## [WHAT YOU WILL DO]
Extract each line holding the word "this" from the entries.

-- Opening Marker --

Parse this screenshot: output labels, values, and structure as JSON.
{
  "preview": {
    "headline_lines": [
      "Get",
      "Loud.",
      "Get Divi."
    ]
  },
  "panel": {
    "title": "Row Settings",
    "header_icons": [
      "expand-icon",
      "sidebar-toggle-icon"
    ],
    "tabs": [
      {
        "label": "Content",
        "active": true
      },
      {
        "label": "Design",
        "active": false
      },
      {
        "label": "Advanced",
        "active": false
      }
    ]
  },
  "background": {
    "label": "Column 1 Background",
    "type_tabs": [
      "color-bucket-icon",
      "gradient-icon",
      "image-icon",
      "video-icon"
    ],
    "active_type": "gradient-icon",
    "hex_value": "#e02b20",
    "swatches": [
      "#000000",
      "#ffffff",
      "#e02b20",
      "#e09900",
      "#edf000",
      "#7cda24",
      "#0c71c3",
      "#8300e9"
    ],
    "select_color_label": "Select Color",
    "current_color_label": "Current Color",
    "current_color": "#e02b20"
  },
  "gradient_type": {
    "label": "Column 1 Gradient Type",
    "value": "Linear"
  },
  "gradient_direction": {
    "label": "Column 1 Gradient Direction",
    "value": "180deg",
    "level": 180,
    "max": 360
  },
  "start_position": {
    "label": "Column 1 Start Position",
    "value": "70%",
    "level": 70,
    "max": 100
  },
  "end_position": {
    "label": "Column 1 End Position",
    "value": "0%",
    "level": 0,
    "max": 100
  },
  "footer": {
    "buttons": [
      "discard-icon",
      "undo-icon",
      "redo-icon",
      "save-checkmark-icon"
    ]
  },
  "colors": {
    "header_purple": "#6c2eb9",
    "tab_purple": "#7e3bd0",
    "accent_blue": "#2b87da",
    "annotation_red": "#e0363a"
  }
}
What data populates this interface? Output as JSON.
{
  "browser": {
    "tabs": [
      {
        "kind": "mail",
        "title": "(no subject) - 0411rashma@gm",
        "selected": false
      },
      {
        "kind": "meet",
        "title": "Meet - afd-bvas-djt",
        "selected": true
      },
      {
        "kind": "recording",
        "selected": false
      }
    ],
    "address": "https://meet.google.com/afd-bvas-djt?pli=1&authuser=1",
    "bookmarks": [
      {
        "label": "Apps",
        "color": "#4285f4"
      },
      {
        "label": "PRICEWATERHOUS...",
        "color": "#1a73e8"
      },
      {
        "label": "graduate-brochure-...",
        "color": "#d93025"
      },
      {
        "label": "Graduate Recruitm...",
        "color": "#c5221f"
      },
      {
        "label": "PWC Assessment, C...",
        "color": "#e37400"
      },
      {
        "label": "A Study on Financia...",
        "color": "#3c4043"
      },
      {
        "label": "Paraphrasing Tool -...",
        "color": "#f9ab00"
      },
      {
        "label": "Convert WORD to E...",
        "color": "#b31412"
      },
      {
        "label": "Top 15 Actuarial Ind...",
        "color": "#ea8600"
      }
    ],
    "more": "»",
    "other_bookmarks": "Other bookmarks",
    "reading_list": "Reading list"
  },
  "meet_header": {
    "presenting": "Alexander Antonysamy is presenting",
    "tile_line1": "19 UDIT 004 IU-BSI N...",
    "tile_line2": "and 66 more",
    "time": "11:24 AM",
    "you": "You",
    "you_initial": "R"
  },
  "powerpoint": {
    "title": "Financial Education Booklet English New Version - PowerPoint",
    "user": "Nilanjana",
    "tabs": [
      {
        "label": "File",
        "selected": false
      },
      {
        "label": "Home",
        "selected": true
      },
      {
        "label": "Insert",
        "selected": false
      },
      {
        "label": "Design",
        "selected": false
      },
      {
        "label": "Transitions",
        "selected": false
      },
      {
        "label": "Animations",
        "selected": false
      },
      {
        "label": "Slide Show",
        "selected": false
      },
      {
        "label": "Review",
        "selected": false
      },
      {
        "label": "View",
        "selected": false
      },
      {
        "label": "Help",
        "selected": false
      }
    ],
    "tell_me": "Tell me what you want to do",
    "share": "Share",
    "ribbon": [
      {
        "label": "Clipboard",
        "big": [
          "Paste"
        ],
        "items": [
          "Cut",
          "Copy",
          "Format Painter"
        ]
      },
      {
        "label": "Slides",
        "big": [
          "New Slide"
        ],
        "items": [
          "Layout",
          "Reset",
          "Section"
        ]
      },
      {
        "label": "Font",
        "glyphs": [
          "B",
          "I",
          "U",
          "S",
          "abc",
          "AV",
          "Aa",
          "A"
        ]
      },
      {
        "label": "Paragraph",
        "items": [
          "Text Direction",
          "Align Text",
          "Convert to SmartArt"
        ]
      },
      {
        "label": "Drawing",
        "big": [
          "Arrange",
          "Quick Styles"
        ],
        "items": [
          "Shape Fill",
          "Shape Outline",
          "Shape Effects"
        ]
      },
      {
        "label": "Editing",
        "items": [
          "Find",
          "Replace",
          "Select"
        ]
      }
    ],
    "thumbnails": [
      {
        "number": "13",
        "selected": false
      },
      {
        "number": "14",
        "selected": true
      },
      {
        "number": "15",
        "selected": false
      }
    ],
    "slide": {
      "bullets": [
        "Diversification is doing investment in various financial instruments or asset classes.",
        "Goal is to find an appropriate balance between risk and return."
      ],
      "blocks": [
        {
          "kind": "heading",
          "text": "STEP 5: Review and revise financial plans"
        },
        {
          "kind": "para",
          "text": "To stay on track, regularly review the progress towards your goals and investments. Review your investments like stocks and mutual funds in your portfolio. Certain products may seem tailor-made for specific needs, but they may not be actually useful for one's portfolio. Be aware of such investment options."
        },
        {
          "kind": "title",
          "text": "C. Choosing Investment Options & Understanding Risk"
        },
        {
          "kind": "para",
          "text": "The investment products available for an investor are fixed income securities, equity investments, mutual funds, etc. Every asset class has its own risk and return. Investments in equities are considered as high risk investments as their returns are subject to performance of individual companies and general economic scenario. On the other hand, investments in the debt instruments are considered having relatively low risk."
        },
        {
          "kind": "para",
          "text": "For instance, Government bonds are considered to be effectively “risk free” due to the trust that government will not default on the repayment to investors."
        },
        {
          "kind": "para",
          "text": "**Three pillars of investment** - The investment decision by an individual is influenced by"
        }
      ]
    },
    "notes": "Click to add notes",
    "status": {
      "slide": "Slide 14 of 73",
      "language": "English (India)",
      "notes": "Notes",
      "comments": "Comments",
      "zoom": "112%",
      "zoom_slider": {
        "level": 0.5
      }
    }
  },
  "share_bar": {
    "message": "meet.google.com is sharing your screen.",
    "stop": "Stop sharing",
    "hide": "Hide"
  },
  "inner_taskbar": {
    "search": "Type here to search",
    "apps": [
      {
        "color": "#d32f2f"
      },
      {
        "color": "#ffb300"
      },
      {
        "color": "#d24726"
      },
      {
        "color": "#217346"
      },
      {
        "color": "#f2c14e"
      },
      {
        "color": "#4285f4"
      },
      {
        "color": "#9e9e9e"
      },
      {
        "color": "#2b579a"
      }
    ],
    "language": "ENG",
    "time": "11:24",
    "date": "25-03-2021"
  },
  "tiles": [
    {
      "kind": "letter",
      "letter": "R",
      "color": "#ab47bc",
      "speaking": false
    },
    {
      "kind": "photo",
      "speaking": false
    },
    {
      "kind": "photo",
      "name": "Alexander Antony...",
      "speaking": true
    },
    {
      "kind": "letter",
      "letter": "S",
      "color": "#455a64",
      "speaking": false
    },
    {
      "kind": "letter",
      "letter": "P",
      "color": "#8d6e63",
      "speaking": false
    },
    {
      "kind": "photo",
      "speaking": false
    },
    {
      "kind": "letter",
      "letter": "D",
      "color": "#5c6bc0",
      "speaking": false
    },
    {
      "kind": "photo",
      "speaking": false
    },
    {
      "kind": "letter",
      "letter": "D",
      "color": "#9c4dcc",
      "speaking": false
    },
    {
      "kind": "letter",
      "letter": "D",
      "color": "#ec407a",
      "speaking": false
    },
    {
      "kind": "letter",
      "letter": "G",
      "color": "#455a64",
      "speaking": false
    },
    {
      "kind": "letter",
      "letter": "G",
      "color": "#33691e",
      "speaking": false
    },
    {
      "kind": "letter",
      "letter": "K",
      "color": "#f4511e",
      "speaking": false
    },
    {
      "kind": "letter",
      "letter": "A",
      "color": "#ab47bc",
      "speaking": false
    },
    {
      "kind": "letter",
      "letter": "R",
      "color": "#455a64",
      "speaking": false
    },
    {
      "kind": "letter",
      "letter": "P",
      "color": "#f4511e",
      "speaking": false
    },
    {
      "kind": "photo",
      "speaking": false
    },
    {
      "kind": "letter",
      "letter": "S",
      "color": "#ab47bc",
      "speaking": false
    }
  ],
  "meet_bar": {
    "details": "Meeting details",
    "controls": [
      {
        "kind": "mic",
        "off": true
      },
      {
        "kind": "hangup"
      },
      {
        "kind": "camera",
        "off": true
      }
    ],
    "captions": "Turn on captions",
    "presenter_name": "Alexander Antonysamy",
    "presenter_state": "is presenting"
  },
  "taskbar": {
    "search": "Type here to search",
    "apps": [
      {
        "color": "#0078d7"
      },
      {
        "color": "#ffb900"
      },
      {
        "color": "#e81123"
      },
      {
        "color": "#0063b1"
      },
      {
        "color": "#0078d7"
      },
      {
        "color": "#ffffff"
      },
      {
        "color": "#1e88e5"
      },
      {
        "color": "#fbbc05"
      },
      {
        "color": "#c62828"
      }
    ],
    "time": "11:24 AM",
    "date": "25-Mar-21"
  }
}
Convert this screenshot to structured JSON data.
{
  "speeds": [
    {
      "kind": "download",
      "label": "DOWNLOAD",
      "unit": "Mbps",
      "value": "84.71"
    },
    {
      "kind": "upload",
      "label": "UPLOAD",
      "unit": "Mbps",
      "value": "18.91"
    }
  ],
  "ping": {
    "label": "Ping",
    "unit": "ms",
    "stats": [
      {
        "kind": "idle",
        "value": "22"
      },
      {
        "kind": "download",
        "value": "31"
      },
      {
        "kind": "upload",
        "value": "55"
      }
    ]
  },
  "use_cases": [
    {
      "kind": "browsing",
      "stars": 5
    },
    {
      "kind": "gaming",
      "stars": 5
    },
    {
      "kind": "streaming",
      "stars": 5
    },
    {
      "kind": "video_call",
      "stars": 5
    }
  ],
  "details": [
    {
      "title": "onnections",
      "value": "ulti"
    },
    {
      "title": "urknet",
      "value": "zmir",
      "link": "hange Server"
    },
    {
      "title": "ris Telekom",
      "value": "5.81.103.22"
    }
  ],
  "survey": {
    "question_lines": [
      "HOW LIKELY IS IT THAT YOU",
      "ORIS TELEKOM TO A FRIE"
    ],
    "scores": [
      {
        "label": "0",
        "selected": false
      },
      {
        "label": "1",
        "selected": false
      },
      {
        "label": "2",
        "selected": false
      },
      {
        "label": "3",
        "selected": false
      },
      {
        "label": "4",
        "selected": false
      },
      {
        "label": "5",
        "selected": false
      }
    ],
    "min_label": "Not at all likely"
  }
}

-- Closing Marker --

## [WRITTEN SOLUTION]
Parse this screenshot: output labels, values, and structure as JSON.
What data populates this interface? Output as JSON.
Convert this screenshot to structured JSON data.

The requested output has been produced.